Frank Hutchison Biography
20 March 1897, Raleigh County, West Virginia, USA, d. 9 November 1945, Dayton, Ohio, USA. Hutchison grew up in Logan County and first played harmonica when aged eight but inspired by bottleneck-style guitar playing he turned to that instrument. Hutchison probably used a penknife more than a bottleneck but soon began to achieve satisfactory results. He first earned a living by working either in the mines or in work connected with the coal industry. He married in 1917 and seeking a living from his music, eventually attracted the attention of OKeh Records. Between 1926 and 1929, he recorded 32 sides of which 29 were released. They included his version of Railroad Bill and novelty numbers that featured both his guitar and harmonica playing such as K.C. Blues and C & O Excursion. On a session in 1927, he recorded six sides with three other local musicians who included brothers Irving and Arnold Williamson (b. 1904; fiddle). Among the sides (recorded as the Williamson Brothers And Curry), was one of the earliest recorded versions of John Henry, although it was then recorded as Gonna Die With My Hammer In My Hand. (The Williamsons were active for many years in Logan County but made no further recordings.) Hutchison also recorded six sides for OKeh Records Medicine Show series. Another Logan County musician, Sherman Lawson (b. 1894; fiddle), played on his final recordings.
Throughout the 20s, Hutchison made his living from his music. A white man mixing in blackface comedy he played at small mining camp theatres and in cinemas between or before films. In 1932, when the Depression badly affected Logan County, he relocated to Chesapeake, Ohio where, for a time, he worked as a crew member and entertainer on steamboats. Later he opened a small grocery store and post office in Lake, West Virginia but lost everything when it burned down in April 1942. He returned to Ohio, settling in Dayton, where he died from liver cancer in 1945.
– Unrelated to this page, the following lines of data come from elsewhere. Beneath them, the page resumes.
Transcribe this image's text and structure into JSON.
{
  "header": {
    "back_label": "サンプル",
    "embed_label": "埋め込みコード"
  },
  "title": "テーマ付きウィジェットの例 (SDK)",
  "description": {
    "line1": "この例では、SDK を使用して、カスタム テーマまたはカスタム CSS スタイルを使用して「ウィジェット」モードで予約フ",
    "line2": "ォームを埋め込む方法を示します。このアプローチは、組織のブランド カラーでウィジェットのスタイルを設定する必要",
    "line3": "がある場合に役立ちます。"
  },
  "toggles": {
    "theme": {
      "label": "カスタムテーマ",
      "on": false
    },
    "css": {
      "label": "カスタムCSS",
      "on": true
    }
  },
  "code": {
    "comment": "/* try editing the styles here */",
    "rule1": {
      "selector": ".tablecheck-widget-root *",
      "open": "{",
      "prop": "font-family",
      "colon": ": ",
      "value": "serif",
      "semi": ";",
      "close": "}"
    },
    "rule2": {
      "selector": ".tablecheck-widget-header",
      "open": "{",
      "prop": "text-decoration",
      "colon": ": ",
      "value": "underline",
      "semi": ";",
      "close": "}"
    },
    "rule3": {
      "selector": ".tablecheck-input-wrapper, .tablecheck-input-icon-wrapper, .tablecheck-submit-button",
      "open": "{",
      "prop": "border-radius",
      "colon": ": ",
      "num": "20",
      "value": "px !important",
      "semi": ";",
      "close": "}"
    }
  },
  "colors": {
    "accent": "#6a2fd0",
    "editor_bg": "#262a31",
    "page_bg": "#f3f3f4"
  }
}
Although at the time of his death perhaps few remembered him, Hutchison had recorded some songs that in some form or other would last for years to come in country music. Among these were Coney Isle that in 1961, slightly altered and then called Alabam, became a number 1 for Cowboy Copas and The Train That Carried My Girl From Town which Doc Watson later recorded with lasting success. Several of Hutchisons recordings have appeared on compilation albums by labels such as Old Homestead (Early Recordings From West Virginia). County (Mountain Blues and Old Time Guitar), Folkways Records (American Folk Music Volume 1), Vetco (Songs Of The Railroad 1924-1934) and in the UK CBS Records (Black, White And Blues). In 1973, Rounder Records released an album of 16 of his recordings. Hutchison who became known as the Pride Of West Virginia is rated because of his individual style as one of the most unusual old time musicians of the 20s.
Source: The Encyclopedia of Popular Music by Colin Larkin. Licensed from Muze.